Although many are starting to flock to the resurgence, Lorain has experienced its share of strife. When the streetscape project hurt some foot traffic to local businesses, and the COVID-19 pandemic hurt the restaurant businesses, Lorain’s hopeful entrepreneurs kept going. The city has famously persevered through economic challenges through the years when the American Ship Building Company Lorain Yard, Ford Motor Company Lorain Assembly Plant and United States Steel Corporation’s steel mill closed.
In 2020, Brass and Bronze Foundry Bar, JuiceMe Juice Bar, Fresco Bistro, Marta’s N More bakery and the Ariel on Broadway Hotel (a recently purchased and renovated 1923 building that houses Dodie’s Dockside, Italian-influenced coastal fare, and Game On Lorain sports bar) all popped on the scene, near the newer Shipyards event center, housing the Boiler Room restaurant.
Lorain is home to the first theater in Ohio to show a speaking motion picture, the Lorain Palace Theatre. Recognized as the International City, the town hosts a lively yearly Lorain International Festival.
Brothers Dennis and Will Castro have owned Scorchers, a mainstay casual restaurant focused on jumbo chicken wings, sandwiches and draft beers, on Main Street for more than 21 years.

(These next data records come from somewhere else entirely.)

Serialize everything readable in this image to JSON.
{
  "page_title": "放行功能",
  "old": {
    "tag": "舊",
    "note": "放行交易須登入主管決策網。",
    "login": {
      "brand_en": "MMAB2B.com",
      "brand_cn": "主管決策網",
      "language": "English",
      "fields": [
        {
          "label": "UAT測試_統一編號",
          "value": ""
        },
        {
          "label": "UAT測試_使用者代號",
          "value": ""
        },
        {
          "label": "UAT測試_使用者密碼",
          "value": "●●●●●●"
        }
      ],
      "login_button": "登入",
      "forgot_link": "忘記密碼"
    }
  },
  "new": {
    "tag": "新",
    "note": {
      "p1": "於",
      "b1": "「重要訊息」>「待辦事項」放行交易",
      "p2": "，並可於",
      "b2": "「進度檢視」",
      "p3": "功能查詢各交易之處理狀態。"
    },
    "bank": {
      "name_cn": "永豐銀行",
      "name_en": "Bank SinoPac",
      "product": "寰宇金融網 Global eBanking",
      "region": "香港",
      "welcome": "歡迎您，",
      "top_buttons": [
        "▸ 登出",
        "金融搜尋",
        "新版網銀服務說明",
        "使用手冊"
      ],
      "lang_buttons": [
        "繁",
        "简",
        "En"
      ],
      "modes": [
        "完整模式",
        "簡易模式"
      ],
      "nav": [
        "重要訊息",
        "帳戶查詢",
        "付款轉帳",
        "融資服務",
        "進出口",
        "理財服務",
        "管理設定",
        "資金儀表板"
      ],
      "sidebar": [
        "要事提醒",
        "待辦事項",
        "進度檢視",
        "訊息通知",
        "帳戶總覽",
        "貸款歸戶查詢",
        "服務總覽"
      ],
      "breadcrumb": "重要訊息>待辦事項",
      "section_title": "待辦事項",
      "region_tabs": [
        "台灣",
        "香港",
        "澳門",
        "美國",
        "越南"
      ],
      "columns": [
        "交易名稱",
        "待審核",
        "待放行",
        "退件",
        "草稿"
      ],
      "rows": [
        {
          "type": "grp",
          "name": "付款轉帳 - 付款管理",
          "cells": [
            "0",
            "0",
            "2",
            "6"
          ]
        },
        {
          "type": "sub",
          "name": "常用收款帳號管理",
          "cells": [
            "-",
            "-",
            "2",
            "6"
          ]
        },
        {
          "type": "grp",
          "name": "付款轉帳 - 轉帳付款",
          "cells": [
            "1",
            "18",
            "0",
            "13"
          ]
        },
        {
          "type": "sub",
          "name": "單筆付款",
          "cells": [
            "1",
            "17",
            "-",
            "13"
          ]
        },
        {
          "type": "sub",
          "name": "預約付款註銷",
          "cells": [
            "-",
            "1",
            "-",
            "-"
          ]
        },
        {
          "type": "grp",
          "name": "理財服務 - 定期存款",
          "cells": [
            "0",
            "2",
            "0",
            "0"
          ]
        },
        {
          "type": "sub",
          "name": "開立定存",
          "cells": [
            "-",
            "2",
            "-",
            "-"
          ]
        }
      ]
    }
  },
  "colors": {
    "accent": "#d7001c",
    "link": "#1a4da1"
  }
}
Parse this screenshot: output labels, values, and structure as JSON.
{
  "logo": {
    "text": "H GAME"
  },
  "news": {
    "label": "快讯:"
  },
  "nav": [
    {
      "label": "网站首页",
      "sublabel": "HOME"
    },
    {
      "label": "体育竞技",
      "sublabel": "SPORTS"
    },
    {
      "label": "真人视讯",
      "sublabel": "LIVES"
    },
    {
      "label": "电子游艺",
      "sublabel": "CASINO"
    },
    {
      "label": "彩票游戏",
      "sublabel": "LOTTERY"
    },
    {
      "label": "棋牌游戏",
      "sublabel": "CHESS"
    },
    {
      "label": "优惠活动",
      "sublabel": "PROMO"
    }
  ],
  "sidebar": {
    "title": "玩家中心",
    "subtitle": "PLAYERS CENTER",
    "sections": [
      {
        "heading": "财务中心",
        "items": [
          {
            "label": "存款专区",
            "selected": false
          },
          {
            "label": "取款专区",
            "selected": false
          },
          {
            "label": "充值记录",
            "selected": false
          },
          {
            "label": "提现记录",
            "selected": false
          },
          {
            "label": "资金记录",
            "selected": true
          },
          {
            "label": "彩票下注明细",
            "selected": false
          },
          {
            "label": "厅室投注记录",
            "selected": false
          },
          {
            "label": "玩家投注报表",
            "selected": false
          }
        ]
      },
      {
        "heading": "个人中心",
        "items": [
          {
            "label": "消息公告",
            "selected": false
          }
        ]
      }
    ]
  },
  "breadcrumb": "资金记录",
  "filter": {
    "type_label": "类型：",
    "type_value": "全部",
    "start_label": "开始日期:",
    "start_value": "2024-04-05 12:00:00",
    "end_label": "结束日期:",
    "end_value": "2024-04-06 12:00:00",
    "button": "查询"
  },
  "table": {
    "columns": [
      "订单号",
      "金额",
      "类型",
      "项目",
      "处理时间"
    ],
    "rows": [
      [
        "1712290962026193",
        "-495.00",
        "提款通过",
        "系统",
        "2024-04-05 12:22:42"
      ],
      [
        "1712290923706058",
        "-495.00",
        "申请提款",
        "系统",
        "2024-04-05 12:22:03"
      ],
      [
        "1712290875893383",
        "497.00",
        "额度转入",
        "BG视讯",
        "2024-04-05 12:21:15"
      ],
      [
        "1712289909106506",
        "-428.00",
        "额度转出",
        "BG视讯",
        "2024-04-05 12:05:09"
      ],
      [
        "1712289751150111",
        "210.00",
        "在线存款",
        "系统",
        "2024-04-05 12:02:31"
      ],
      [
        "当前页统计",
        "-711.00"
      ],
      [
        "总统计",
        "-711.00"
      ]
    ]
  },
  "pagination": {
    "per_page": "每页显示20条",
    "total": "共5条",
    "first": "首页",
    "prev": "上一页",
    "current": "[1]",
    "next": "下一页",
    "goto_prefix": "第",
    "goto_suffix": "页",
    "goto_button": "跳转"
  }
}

They are pleased to see new businesses thrive, Dennis said.
Castro cited that the new restaurants, hotel and shops bring in more foot traffic to the downtown area. “It started with construction, and people jumped renting and buying available real estate. People begun checking us out from father away,” he said. “We’ve noticed a lot of new faces and people are loving it.”
What’s next for this city with a vision? The downtown transformation continues to attract other small businesses, like a second Papasito’s Mexican Cantina location downtown, which is slated to open soon. Locally famous (Oberlin) Lorenzo’s is also set to open a second location downtown, rounding out the burgeoning food and drink scene.